> Required work
Every line containing the string "average" should be returned from the records.

*** Opening of Material supplied ***

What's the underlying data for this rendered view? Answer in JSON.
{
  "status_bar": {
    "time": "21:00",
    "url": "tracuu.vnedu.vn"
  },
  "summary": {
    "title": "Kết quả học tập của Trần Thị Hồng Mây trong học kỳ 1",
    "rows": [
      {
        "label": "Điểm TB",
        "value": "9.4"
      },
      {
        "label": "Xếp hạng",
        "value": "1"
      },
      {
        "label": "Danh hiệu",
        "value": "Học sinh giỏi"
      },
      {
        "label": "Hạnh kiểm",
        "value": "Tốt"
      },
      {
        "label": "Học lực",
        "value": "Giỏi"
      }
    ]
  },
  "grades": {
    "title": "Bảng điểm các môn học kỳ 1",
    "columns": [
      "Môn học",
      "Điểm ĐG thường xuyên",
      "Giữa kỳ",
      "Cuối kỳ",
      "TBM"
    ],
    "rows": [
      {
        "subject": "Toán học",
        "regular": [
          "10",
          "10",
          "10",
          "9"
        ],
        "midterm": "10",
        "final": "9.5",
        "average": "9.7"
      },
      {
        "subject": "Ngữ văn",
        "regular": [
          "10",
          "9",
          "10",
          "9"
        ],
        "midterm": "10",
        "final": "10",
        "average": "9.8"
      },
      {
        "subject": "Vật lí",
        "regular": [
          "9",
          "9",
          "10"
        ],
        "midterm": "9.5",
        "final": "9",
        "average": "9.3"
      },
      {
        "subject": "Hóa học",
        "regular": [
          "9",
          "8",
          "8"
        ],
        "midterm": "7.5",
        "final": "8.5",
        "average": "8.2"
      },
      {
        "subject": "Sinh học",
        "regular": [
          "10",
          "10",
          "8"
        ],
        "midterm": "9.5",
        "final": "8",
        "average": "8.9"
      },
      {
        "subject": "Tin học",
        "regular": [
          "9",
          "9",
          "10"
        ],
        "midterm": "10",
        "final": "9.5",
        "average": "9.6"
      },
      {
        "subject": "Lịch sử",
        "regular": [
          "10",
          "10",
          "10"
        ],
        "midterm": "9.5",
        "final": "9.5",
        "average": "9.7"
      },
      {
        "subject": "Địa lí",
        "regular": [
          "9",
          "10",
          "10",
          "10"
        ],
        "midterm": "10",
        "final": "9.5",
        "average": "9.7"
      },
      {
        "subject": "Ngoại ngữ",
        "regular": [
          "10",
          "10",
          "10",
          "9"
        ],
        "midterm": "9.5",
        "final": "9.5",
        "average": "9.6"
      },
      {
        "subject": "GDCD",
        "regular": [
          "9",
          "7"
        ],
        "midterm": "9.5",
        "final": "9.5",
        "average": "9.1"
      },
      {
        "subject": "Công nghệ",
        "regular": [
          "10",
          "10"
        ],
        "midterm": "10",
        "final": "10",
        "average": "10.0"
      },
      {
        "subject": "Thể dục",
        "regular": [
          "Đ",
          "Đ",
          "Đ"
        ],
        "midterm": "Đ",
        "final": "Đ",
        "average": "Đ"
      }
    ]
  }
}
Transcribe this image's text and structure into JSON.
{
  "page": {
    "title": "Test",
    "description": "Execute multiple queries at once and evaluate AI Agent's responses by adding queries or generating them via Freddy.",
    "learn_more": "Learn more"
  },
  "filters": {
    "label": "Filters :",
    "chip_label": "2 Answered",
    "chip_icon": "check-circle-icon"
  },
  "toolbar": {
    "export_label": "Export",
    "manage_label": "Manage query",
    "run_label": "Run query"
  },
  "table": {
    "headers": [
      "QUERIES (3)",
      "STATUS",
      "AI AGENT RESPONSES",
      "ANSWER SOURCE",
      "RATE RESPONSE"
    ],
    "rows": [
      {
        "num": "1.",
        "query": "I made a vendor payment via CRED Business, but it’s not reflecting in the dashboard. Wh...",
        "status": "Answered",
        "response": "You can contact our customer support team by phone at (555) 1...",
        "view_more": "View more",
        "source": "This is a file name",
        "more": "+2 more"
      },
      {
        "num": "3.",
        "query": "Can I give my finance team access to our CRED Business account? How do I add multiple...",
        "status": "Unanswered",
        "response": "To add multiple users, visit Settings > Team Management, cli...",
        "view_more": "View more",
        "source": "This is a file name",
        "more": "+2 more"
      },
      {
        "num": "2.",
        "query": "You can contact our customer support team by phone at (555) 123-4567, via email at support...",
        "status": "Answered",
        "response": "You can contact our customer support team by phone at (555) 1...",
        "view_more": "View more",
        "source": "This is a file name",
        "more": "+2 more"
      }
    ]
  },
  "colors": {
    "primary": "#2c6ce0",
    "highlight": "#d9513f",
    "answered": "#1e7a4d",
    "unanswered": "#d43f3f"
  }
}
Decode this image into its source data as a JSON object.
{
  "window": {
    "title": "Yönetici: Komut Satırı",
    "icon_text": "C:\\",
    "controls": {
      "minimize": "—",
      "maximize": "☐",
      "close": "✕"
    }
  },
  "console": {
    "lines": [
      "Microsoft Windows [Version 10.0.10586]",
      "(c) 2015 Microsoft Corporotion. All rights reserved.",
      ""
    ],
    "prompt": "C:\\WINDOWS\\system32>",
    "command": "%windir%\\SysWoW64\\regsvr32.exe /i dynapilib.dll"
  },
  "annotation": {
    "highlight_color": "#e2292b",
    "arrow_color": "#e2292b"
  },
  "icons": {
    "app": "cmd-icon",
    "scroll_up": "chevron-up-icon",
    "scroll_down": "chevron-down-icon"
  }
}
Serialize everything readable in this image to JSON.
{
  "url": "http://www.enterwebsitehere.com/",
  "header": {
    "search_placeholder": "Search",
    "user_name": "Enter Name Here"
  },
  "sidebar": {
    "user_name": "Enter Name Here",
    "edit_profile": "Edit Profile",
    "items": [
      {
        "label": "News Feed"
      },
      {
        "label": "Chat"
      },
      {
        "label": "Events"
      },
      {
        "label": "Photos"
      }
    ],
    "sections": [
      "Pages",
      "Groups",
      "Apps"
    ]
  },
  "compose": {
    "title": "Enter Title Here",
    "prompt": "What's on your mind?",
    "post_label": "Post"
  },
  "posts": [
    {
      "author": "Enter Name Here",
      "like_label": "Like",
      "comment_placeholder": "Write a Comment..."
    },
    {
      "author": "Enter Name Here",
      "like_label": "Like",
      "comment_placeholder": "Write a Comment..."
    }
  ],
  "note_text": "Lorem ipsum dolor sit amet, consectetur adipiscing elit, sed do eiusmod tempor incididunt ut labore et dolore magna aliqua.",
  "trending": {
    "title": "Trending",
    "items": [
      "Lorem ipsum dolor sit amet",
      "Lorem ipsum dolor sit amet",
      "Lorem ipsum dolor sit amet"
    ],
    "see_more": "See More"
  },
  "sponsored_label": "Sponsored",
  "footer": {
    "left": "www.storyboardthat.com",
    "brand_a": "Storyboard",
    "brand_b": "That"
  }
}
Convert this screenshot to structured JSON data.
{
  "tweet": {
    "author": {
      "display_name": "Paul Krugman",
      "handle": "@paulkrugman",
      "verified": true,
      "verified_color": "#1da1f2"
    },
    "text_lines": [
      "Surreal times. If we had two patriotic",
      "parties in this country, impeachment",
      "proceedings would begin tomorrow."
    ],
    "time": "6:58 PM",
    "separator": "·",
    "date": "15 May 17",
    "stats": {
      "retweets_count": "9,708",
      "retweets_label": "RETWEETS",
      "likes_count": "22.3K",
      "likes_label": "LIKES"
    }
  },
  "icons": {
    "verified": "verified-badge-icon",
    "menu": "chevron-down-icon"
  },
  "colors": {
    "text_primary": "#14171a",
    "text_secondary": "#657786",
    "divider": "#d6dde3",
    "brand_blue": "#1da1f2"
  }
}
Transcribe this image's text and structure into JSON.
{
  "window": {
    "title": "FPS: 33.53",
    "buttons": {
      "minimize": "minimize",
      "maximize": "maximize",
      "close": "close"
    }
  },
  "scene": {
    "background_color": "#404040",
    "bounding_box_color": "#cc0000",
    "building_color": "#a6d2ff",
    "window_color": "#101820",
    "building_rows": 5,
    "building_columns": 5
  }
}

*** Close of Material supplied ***

> Answer to this task
        "average": "9.7"
        "average": "9.8"
        "average": "9.3"
        "average": "8.2"
        "average": "8.9"
        "average": "9.6"
        "average": "9.7"
        "average": "9.7"
        "average": "9.6"
        "average": "9.1"
        "average": "10.0"
        "average": "Đ"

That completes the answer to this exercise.